Exercise objective — Filter out every line below that lacks "julieta", and copy the rest.

Stored dataset items —
□ □ □ □ □

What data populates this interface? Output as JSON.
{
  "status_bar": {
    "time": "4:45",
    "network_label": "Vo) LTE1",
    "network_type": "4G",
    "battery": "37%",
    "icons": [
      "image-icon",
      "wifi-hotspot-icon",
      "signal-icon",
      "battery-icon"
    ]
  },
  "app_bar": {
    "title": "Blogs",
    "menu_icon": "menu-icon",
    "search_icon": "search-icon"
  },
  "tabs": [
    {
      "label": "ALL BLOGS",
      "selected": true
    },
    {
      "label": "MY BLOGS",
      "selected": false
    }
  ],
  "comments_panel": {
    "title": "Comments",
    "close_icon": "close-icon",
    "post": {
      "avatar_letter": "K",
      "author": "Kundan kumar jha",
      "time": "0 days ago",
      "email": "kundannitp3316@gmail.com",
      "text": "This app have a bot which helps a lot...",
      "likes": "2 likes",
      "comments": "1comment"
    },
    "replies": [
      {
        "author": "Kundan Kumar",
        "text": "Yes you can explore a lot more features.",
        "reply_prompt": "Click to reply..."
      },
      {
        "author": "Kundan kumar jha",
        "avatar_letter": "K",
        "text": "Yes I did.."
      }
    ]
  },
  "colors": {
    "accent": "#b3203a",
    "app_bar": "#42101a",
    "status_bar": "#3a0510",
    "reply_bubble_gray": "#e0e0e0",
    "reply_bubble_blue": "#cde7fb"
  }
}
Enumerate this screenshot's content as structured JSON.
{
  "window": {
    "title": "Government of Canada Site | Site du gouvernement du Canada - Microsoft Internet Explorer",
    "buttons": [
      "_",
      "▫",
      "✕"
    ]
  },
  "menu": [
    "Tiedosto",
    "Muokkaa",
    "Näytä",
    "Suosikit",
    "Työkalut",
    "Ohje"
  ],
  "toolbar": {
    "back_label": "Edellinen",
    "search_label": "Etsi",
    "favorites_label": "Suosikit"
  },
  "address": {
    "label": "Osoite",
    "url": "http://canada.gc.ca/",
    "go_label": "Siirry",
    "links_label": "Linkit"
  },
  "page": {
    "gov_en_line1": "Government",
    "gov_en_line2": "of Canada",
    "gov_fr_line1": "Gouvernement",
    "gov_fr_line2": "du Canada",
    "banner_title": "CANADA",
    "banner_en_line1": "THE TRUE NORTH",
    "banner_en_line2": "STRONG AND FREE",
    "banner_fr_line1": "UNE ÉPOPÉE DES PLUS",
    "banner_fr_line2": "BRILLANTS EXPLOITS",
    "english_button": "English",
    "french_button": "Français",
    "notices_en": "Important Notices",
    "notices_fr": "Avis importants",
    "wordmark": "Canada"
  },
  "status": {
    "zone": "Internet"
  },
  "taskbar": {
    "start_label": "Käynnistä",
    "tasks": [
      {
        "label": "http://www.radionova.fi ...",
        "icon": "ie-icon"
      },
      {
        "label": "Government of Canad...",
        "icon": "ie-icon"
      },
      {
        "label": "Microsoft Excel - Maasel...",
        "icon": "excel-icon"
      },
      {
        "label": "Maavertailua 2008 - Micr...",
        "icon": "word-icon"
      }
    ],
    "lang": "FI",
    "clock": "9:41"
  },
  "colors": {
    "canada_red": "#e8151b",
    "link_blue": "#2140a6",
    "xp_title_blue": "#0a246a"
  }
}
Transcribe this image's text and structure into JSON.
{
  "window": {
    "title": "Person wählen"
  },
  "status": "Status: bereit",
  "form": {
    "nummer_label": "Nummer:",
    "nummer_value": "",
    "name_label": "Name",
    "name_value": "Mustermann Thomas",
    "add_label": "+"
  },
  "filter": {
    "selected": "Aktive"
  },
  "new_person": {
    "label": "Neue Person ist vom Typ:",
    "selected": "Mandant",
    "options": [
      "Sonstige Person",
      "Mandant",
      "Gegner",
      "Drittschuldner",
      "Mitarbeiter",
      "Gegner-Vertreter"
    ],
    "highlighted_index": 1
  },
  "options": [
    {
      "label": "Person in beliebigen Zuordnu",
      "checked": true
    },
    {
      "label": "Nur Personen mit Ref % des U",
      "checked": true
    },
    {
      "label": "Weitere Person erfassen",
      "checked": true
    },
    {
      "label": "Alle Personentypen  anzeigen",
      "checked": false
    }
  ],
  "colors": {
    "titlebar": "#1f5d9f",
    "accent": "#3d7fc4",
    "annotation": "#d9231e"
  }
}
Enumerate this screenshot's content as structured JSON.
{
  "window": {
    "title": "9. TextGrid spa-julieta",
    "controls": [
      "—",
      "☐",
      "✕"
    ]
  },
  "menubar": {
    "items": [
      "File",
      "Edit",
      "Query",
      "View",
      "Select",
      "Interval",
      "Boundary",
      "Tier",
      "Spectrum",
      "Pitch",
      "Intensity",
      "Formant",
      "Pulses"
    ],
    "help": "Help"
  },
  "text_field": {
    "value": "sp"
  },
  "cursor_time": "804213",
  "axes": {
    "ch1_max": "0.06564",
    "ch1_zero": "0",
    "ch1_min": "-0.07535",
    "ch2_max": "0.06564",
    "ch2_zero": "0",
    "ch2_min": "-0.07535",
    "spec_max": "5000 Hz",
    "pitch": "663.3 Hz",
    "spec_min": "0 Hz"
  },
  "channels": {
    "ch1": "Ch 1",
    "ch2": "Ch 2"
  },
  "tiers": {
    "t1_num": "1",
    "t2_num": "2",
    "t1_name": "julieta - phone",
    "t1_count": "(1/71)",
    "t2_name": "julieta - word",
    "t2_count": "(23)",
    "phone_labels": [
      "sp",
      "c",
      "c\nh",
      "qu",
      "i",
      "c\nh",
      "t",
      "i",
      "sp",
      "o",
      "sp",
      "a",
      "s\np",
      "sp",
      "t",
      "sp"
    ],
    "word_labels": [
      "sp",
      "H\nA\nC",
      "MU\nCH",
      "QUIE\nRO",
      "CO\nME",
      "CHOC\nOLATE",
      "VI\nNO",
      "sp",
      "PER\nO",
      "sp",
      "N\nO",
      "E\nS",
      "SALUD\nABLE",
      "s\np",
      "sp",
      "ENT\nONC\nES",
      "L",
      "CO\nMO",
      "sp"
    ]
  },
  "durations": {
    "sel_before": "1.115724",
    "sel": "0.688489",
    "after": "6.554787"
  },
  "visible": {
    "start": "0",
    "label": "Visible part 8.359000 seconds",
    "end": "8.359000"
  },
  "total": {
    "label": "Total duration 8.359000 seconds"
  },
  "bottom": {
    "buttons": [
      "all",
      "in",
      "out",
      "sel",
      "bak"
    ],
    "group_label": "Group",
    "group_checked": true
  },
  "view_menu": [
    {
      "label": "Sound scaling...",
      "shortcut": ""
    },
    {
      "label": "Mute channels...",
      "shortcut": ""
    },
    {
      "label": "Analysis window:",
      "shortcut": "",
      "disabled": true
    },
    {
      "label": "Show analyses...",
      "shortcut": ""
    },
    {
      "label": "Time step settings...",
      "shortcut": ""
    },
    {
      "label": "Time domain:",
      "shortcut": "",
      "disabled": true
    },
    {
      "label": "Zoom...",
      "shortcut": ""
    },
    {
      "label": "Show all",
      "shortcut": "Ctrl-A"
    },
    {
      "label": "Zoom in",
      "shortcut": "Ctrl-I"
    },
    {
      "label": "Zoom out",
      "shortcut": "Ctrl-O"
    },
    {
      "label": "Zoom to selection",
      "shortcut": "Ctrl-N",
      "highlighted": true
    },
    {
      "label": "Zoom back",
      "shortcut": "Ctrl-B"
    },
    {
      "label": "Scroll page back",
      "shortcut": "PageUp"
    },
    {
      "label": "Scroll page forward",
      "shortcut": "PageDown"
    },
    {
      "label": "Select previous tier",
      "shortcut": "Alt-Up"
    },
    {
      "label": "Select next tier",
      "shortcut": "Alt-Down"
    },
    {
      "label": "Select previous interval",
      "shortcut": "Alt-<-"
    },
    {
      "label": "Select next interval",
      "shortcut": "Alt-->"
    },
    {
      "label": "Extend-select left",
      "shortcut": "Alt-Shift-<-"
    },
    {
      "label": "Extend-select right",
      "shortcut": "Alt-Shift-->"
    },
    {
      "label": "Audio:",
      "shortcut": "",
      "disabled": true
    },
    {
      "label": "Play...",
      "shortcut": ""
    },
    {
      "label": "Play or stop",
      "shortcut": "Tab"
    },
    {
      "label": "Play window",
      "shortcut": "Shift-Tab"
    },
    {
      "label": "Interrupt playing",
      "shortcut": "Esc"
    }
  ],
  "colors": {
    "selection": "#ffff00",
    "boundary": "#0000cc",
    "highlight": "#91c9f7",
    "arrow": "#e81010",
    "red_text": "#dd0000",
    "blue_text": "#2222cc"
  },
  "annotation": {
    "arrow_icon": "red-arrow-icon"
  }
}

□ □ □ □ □

Exercise output —
    "title": "9. TextGrid spa-julieta",
    "t1_name": "julieta - phone",
    "t2_name": "julieta - word",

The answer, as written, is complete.